Chinese dynasty dating to c. 1050–256 bc
that succeeded the Shang dynasty. The Zhou established suzerainty as far south as the coastal districts on the eastern and northern edge of the Yangzi River basin and as far north as modern Beijing. The empire encompassed areas bordering on Central Asian and Mongol deserts to the west and north and the state of Chu in the south. However, for much of the period Zhou rule was not direct, but limited, devolved and often challenged. Chronologically, the Zhou is divided into the Western Zhou (c. 1050–771 bc
) and the Eastern Zhou (771–256 bc
). The Eastern Zhou period is further divided into a Spring and Autumn period (722–481 bc
), named after the chronology for the state of Lu, the Chunqiu (‘Spring and Autumn Annals’), and the Warring States period (403–221 bc

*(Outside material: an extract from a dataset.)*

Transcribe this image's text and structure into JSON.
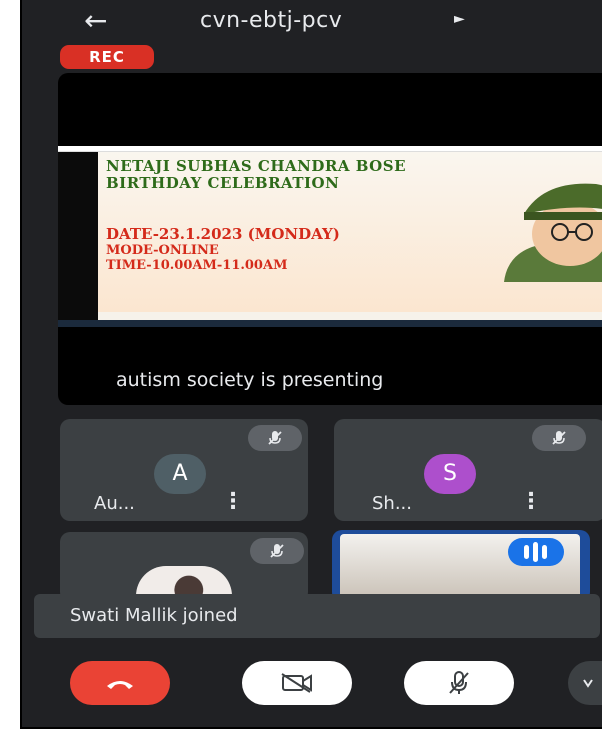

), a time of severe fragmentation. The exact dating of these periods is a matter of debate, however: many scholars date the Spring and Autumn period to ...